**Directions for this task**
The answer must consist of every line from the entries that holds the word "pagehelper".

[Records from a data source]
* * * * *
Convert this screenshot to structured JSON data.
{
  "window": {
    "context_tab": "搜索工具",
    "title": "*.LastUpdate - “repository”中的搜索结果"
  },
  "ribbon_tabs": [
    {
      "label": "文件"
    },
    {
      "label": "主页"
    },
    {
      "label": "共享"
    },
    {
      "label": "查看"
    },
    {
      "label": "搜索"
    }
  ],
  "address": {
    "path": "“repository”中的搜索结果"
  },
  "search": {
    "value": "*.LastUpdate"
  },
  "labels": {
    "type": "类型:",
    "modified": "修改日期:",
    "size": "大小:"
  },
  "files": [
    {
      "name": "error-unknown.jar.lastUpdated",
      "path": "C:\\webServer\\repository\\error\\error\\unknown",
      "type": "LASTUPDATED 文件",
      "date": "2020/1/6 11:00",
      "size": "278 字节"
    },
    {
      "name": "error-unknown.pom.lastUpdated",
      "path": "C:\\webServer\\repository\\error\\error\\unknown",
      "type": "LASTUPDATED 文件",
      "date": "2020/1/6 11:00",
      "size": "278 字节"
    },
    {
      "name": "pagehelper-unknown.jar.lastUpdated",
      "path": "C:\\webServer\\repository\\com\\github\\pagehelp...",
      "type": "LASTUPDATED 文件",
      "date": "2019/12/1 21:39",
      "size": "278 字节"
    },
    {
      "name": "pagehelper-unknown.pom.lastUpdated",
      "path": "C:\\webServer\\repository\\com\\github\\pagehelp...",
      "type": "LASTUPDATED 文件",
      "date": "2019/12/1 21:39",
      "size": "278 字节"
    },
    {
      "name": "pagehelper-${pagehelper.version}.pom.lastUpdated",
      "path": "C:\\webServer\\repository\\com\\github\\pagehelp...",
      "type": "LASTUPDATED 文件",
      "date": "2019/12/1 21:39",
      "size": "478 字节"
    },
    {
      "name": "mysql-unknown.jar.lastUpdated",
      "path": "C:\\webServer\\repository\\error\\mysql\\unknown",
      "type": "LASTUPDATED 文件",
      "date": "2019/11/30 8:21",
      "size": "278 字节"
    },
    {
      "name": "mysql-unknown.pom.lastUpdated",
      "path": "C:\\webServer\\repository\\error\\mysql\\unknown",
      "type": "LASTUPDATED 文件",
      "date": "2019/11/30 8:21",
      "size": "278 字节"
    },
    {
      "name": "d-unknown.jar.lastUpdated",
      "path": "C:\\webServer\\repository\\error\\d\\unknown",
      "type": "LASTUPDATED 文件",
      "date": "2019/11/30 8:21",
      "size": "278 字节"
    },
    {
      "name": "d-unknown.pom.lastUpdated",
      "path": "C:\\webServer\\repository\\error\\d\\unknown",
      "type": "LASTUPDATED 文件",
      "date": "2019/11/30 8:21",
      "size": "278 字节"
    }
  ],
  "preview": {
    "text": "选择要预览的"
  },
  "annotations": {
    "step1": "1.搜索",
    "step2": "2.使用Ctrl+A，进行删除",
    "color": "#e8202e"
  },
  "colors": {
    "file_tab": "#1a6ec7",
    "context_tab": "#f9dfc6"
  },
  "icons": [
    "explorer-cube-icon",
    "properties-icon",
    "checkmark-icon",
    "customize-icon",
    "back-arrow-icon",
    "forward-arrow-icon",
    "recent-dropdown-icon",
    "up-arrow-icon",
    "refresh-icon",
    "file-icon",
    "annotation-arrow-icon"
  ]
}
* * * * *
**Result of the task**
      "name": "pagehelper-unknown.jar.lastUpdated",
      "name": "pagehelper-unknown.pom.lastUpdated",
      "name": "pagehelper-${pagehelper.version}.pom.lastUpdated",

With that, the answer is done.